author = "Dustin Pardini and Lochman, {John E.} and Nicole Powell",
year = "2007",
language = "English (US)",
volume = "36",
pages = "319--333",
journal = "Journal of Clinical Child and Adolescent Psychology",
issn = "1537-4416",
publisher = "Routledge",
number = "3",

}

TY - JOUR

T1 - The development of callous-unemotional traits and antisocial behavior in children

T2 - Are there shared and/or unique predictors?

AU - Pardini, Dustin

AU - Lochman, John E.

AU - Powell, Nicole

PY - 2007

Y1 - 2007

N2 - Callous and unemotional (CU) traits have been linked to severe antisocial behavior in youth, but studies examining the etiology of CU traits are lacking. Based on prior research, it was hypothesized that childhood anxiety and parenting practices would interact to predict changes in CU traits over time. Hypotheses were tested using a sample of 120 moderate to highly aggressive fifth graders followed over a 1-year period. Although CU traits displayed moderate temporal stability and predicted increases in antisocial behavior, evidence suggested that these features were not immutable. Children exposed to lower levels of physical punishment showed decreases in CU traits over time, whereas higher levels of child-reported parental warmth and involvement predicted decreases in both CU traits and antisocial behavior over time. Lower levels of anxiety were uniquely related to increased CU traits for children who described their primary caregiver as exhibiting low warmth and involvement.
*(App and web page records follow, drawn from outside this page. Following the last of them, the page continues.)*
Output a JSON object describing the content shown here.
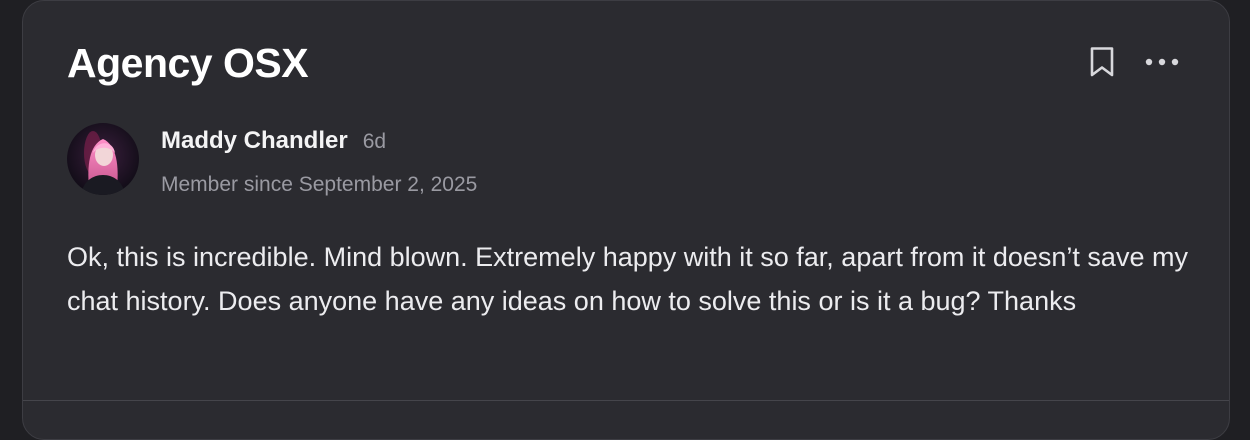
{
  "post": {
    "title": "Agency OSX",
    "author": {
      "name": "Maddy Chandler",
      "posted_ago": "6d",
      "member_since": "Member since September 2, 2025"
    },
    "body": "Ok, this is incredible. Mind blown. Extremely happy with it so far, apart from it doesn’t save my chat history. Does anyone have any ideas on how to solve this or is it a bug? Thanks"
  },
  "actions": {
    "bookmark_icon": "bookmark-icon",
    "more_icon": "more-horizontal-icon"
  },
  "colors": {
    "background": "#1f1f23",
    "card": "#2b2b30",
    "text": "#ececef",
    "muted_text": "#9a9aa2"
  }
}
AB - Callous and unemotional (CU) traits have been linked to severe antisocial behavior in youth, but studies examining the etiology of CU traits are lacking. Based on prior research, it was hypothesized that childhood anxiety and parenting practices would interact to predict changes in CU traits over time. Hypotheses were tested using a sample of 120 moderate to highly aggressive fifth graders followed over a 1-year period. Although CU traits displayed moderate temporal stability and predicted increases in antisocial behavior, evidence suggested that these features were not immutable. Children exposed to lower levels of physical punishment showed decreases in CU traits over time, whereas higher levels of child-reported parental warmth and involvement predicted decreases in both CU traits and antisocial behavior over time. Lower levels of anxiety were uniquely related to increased CU traits for children who described their primary caregiver as exhibiting low warmth and involvement.
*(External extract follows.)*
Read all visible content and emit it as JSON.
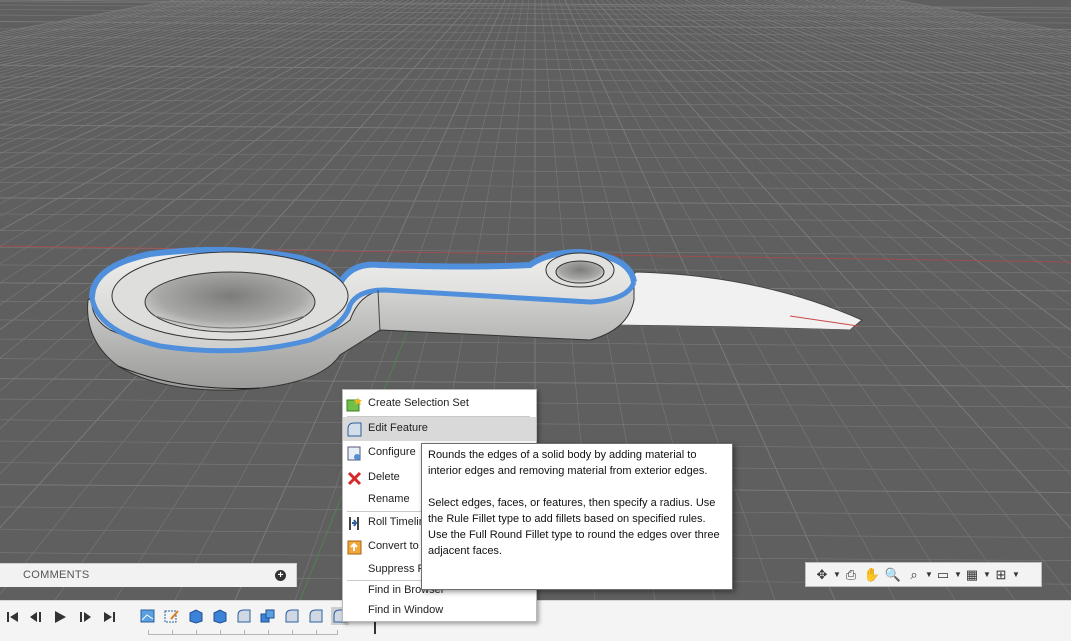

UR - http://www.scopus.com/inward/record.url?scp=34548581965&partnerID=8YFLogxK

UR - http://www.scopus.com/inward/citedby.url?scp=34548581965&partnerID=8YFLogxK

M3 - Article

VL - 36

SP - 319

EP - 333

JO - Journal of Clinical Child and Adolescent Psychology

JF - Journal of Clinical Child and Adolescent Psychology

SN - 1537-4416

IS - 3

ER -